Exercise aim ▸ Whenever a line below includes the string "verified", show it.
** Opening Data for this exercise block **
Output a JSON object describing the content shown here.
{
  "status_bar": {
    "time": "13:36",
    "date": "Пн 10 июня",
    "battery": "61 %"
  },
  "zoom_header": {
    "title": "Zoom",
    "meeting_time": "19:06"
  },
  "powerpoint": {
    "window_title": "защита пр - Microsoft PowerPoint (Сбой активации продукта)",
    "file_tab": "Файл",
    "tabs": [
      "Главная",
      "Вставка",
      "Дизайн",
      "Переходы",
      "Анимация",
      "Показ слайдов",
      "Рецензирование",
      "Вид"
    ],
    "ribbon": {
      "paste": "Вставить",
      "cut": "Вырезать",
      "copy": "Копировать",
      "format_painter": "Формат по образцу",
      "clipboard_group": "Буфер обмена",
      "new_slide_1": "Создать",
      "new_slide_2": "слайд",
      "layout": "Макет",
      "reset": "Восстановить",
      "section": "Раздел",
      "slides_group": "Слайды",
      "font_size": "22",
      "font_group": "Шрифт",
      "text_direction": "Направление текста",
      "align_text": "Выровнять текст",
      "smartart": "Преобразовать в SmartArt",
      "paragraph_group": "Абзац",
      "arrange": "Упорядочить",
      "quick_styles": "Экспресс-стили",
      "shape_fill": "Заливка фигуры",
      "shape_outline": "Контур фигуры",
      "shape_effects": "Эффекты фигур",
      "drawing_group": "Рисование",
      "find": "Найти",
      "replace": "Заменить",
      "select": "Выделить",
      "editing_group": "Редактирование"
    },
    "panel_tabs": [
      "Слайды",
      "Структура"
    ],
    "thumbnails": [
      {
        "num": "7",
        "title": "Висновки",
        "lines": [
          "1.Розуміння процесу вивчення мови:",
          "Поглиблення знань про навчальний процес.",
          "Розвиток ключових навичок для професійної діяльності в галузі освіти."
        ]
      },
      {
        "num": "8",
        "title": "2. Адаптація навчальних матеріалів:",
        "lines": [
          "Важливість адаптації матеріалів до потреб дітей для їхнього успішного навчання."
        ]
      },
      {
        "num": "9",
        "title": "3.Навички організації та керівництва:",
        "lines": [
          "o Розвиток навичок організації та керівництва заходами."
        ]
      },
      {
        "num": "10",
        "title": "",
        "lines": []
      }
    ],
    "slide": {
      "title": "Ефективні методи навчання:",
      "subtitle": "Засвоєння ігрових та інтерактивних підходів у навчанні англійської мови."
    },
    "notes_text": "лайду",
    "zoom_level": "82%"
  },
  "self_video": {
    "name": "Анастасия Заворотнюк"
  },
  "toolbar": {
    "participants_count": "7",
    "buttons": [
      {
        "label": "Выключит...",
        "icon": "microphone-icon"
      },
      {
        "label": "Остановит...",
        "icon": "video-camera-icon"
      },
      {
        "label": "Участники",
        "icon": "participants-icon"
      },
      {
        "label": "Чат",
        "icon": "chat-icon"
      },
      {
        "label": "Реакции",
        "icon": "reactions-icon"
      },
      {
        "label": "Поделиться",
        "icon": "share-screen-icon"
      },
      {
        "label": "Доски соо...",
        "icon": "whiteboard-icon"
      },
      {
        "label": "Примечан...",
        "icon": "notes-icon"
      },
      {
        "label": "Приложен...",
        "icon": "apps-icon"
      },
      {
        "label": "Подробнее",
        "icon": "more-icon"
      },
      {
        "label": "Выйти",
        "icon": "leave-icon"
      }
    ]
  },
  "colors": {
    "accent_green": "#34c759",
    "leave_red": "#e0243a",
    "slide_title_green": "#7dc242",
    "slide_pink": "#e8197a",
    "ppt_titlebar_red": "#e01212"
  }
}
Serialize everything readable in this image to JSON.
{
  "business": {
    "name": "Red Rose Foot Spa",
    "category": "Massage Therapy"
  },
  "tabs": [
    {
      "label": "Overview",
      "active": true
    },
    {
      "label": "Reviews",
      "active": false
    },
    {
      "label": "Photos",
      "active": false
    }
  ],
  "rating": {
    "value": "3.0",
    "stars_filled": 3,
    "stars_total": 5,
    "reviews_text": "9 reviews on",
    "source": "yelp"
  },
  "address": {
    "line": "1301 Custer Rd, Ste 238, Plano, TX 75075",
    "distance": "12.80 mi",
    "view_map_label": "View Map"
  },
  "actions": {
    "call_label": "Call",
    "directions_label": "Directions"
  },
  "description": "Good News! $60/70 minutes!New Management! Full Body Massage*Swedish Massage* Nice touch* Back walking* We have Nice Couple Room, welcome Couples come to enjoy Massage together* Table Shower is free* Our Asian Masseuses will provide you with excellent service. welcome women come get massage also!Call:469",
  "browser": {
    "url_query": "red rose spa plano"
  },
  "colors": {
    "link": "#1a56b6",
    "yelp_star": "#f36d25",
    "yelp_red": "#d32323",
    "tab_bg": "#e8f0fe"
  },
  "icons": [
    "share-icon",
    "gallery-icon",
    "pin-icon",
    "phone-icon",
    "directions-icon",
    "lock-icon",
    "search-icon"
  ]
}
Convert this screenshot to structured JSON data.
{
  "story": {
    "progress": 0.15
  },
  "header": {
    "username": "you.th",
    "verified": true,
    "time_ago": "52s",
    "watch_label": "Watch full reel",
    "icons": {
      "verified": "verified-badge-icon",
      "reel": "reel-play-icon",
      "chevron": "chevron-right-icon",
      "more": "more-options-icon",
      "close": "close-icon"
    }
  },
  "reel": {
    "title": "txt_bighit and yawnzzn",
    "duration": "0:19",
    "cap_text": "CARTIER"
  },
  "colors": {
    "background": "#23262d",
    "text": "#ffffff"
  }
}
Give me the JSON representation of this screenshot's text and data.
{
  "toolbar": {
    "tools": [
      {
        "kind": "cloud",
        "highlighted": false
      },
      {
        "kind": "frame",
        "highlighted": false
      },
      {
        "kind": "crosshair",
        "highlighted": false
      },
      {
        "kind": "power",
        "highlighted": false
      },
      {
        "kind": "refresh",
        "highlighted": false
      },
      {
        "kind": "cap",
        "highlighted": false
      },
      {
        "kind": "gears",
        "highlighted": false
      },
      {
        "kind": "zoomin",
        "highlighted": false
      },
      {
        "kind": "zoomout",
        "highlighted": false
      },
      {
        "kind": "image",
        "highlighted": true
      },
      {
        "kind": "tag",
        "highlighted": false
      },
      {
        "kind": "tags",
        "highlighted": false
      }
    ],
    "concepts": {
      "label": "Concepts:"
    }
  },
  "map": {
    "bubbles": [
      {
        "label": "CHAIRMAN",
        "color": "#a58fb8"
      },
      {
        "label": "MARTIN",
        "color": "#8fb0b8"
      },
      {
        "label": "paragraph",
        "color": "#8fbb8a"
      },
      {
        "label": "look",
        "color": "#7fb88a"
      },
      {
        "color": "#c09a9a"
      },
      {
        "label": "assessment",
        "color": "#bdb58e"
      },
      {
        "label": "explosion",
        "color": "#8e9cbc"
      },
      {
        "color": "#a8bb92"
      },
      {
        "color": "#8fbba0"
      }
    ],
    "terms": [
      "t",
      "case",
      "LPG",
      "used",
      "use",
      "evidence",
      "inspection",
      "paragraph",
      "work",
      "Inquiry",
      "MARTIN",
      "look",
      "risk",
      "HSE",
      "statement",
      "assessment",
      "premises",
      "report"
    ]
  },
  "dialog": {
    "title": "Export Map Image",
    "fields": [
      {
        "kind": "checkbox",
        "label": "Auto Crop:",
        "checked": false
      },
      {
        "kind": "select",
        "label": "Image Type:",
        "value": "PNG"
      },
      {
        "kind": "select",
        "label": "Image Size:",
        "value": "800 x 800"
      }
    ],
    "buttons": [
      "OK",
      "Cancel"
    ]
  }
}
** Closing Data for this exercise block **
Task response ▸
    "verified": true,
      "verified": "verified-badge-icon",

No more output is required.